The menu said the meatloaf came topped with a tomato gravy so I decided to give it a try since I have been obsessed with the tomato and beef gravy that comes on the meatloaf at Southern Hands for several months now. Since I was going to compare it to Southern Hands I decided to also get my standard sides from the restaurant of turnip greens and purple-hull peas.
The price for the plate lunches is only $6.99. After taking my order the waitress, who was the friendly grandmother-type server you'd expect to find in a country diner, mentioned that it was free banana pudding day so if I wanted she'd bring me some for dessert after my meal. I usually take a pass on dessert but I was born and raised in the South and I don't turn down free 'naner puddin.' The server started to walk off before turning around and mentioning that the restaurant was also offering a special with any meat and two combo of four coconut shrimp for $1. At that point I wasn't sure if she just thought I looked too skinny and needed to be fattened up but I told her to add the shrimp to my order too.

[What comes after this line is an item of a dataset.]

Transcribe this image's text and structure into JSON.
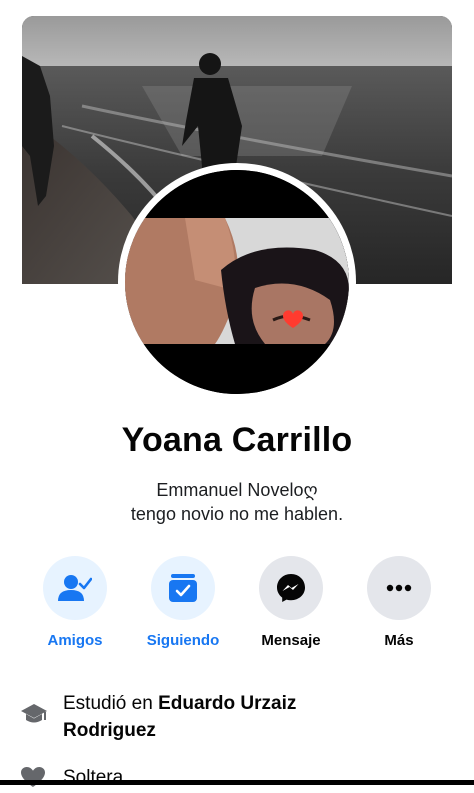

The shrimp came out with my cornbread. Four shrimp, two corn muffins, meatloaf, turnip greens, peas and banana pudding is pretty hefty meal for just $7.99 before tax and tip. I only had a few bites of the corn bread but it was good enough that I could have easily eaten more. I was happen to see that it came with real butter (ingredients: cream, salt) not any type of vegetable oil-based frankenfood.
When my main plate of food came out I was disappointed by the meatloaf since the "tomato gravy" listing in the menu had made me excited. The "tomato gravy" it was swimming in looked like ketchup and tasted like ketchup. Southern Hands has definitely raised my expectations when it comes to meatloaf. Also, at Southern Hands I've gotten spoiled by greens and peas that never need additional seasoning. At the Cottage both were way underseasoned. The greens were fine with some salt, pepper and Bruce's Hot Pepper Sauce. The peas didn't have any pork flavor, which should be the foundation of delicious peas. I added Louisiana Hot Sauce, salt and pepper to them but it is hard to get the salt level right on peas that didn't get enough while they were cooking. Like Plate Lunch in Bartlett the Cottage serves up old-fashioned white country cooking as opposed to flavorful soul food. The portions are generous and none of the food I tried was bad, but there was nothing to truly excite the taste buds other than the dessert.
The cottage served me some some great homemade banana pudding and at a price of free it was impossible to turn down.